Dataset rows describing interfaces:
***
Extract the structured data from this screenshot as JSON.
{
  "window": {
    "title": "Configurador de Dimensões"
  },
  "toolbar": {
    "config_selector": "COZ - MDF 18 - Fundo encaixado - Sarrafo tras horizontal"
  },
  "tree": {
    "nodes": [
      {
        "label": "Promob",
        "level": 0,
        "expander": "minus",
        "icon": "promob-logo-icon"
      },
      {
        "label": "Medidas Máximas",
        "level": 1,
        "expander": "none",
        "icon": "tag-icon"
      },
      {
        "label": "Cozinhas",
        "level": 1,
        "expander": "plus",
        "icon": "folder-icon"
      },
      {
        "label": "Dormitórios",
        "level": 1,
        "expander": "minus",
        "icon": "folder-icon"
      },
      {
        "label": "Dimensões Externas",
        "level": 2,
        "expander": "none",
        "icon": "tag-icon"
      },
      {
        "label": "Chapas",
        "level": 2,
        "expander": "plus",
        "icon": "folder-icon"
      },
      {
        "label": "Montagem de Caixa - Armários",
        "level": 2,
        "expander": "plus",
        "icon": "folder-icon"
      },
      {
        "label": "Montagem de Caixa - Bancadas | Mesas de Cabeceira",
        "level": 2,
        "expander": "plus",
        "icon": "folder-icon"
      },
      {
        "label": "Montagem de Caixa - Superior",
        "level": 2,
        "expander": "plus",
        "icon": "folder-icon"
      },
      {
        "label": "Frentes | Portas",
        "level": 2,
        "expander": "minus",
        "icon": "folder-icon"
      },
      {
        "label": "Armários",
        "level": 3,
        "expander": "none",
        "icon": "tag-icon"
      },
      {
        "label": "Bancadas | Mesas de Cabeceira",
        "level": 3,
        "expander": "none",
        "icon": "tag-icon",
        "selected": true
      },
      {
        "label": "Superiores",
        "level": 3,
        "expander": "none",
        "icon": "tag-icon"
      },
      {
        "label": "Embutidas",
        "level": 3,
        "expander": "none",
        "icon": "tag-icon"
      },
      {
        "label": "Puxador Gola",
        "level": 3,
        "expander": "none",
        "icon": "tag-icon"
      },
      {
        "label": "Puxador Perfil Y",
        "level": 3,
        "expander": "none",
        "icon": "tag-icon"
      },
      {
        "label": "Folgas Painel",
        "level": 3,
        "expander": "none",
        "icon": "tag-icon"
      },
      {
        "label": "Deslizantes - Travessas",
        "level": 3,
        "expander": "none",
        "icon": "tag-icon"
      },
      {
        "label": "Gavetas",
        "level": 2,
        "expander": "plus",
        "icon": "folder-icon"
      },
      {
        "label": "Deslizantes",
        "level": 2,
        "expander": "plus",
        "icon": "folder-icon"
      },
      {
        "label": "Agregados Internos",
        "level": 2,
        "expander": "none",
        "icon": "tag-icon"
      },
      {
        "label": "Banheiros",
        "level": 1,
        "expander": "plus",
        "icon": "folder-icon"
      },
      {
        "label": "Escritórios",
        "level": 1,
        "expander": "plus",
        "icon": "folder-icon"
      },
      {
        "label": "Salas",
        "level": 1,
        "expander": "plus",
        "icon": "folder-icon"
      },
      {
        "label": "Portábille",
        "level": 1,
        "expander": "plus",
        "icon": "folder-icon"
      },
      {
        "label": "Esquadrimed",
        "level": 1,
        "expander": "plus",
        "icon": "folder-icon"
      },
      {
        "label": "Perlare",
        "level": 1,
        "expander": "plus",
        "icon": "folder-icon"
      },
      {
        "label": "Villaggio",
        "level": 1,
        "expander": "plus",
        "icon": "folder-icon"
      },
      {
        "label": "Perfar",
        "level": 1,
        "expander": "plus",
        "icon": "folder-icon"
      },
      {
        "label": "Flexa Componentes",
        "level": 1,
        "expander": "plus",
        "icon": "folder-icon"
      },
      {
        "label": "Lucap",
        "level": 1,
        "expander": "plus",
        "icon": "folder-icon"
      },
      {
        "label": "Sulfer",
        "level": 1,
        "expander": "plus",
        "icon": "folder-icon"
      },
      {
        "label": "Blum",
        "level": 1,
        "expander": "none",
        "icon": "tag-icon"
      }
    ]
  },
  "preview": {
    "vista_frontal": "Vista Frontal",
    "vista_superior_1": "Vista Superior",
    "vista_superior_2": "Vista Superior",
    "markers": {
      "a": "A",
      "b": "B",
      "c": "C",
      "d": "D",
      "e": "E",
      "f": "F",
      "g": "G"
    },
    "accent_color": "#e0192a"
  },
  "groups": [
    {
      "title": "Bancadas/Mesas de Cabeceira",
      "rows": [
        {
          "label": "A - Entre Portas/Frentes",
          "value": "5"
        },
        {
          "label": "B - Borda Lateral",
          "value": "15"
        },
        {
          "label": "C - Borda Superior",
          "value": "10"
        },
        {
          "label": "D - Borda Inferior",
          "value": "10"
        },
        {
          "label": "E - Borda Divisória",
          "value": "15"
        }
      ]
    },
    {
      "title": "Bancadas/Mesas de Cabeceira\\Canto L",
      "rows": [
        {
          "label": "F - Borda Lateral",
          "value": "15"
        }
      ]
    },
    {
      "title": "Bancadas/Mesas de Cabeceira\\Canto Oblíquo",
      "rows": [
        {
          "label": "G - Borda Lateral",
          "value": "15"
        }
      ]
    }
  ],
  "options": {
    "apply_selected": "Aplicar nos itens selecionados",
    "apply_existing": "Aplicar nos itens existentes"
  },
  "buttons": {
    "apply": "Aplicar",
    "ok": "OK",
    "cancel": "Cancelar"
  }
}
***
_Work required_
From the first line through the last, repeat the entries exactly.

_Task response_
Extract the structured data from this screenshot as JSON.
{
  "window": {
    "title": "Configurador de Dimensões"
  },
  "toolbar": {
    "config_selector": "COZ - MDF 18 - Fundo encaixado - Sarrafo tras horizontal"
  },
  "tree": {
    "nodes": [
      {
        "label": "Promob",
        "level": 0,
        "expander": "minus",
        "icon": "promob-logo-icon"
      },
      {
        "label": "Medidas Máximas",
        "level": 1,
        "expander": "none",
        "icon": "tag-icon"
      },
      {
        "label": "Cozinhas",
        "level": 1,
        "expander": "plus",
        "icon": "folder-icon"
      },
      {
        "label": "Dormitórios",
        "level": 1,
        "expander": "minus",
        "icon": "folder-icon"
      },
      {
        "label": "Dimensões Externas",
        "level": 2,
        "expander": "none",
        "icon": "tag-icon"
      },
      {
        "label": "Chapas",
        "level": 2,
        "expander": "plus",
        "icon": "folder-icon"
      },
      {
        "label": "Montagem de Caixa - Armários",
        "level": 2,
        "expander": "plus",
        "icon": "folder-icon"
      },
      {
        "label": "Montagem de Caixa - Bancadas | Mesas de Cabeceira",
        "level": 2,
        "expander": "plus",
        "icon": "folder-icon"
      },
      {
        "label": "Montagem de Caixa - Superior",
        "level": 2,
        "expander": "plus",
        "icon": "folder-icon"
      },
      {
        "label": "Frentes | Portas",
        "level": 2,
        "expander": "minus",
        "icon": "folder-icon"
      },
      {
        "label": "Armários",
        "level": 3,
        "expander": "none",
        "icon": "tag-icon"
      },
      {
        "label": "Bancadas | Mesas de Cabeceira",
        "level": 3,
        "expander": "none",
        "icon": "tag-icon",
        "selected": true
      },
      {
        "label": "Superiores",
        "level": 3,
        "expander": "none",
        "icon": "tag-icon"
      },
      {
        "label": "Embutidas",
        "level": 3,
        "expander": "none",
        "icon": "tag-icon"
      },
      {
        "label": "Puxador Gola",
        "level": 3,
        "expander": "none",
        "icon": "tag-icon"
      },
      {
        "label": "Puxador Perfil Y",
        "level": 3,
        "expander": "none",
        "icon": "tag-icon"
      },
      {
        "label": "Folgas Painel",
        "level": 3,
        "expander": "none",
        "icon": "tag-icon"
      },
      {
        "label": "Deslizantes - Travessas",
        "level": 3,
        "expander": "none",
        "icon": "tag-icon"
      },
      {
        "label": "Gavetas",
        "level": 2,
        "expander": "plus",
        "icon": "folder-icon"
      },
      {
        "label": "Deslizantes",
        "level": 2,
        "expander": "plus",
        "icon": "folder-icon"
      },
      {
        "label": "Agregados Internos",
        "level": 2,
        "expander": "none",
        "icon": "tag-icon"
      },
      {
        "label": "Banheiros",
        "level": 1,
        "expander": "plus",
        "icon": "folder-icon"
      },
      {
        "label": "Escritórios",
        "level": 1,
        "expander": "plus",
        "icon": "folder-icon"
      },
      {
        "label": "Salas",
        "level": 1,
        "expander": "plus",
        "icon": "folder-icon"
      },
      {
        "label": "Portábille",
        "level": 1,
        "expander": "plus",
        "icon": "folder-icon"
      },
      {
        "label": "Esquadrimed",
        "level": 1,
        "expander": "plus",
        "icon": "folder-icon"
      },
      {
        "label": "Perlare",
        "level": 1,
        "expander": "plus",
        "icon": "folder-icon"
      },
      {
        "label": "Villaggio",
        "level": 1,
        "expander": "plus",
        "icon": "folder-icon"
      },
      {
        "label": "Perfar",
        "level": 1,
        "expander": "plus",
        "icon": "folder-icon"
      },
      {
        "label": "Flexa Componentes",
        "level": 1,
        "expander": "plus",
        "icon": "folder-icon"
      },
      {
        "label": "Lucap",
        "level": 1,
        "expander": "plus",
        "icon": "folder-icon"
      },
      {
        "label": "Sulfer",
        "level": 1,
        "expander": "plus",
        "icon": "folder-icon"
      },
      {
        "label": "Blum",
        "level": 1,
        "expander": "none",
        "icon": "tag-icon"
      }
    ]
  },
  "preview": {
    "vista_frontal": "Vista Frontal",
    "vista_superior_1": "Vista Superior",
    "vista_superior_2": "Vista Superior",
    "markers": {
      "a": "A",
      "b": "B",
      "c": "C",
      "d": "D",
      "e": "E",
      "f": "F",
      "g": "G"
    },
    "accent_color": "#e0192a"
  },
  "groups": [
    {
      "title": "Bancadas/Mesas de Cabeceira",
      "rows": [
        {
          "label": "A - Entre Portas/Frentes",
          "value": "5"
        },
        {
          "label": "B - Borda Lateral",
          "value": "15"
        },
        {
          "label": "C - Borda Superior",
          "value": "10"
        },
        {
          "label": "D - Borda Inferior",
          "value": "10"
        },
        {
          "label": "E - Borda Divisória",
          "value": "15"
        }
      ]
    },
    {
      "title": "Bancadas/Mesas de Cabeceira\\Canto L",
      "rows": [
        {
          "label": "F - Borda Lateral",
          "value": "15"
        }
      ]
    },
    {
      "title": "Bancadas/Mesas de Cabeceira\\Canto Oblíquo",
      "rows": [
        {
          "label": "G - Borda Lateral",
          "value": "15"
        }
      ]
    }
  ],
  "options": {
    "apply_selected": "Aplicar nos itens selecionados",
    "apply_existing": "Aplicar nos itens existentes"
  },
  "buttons": {
    "apply": "Aplicar",
    "ok": "OK",
    "cancel": "Cancelar"
  }
}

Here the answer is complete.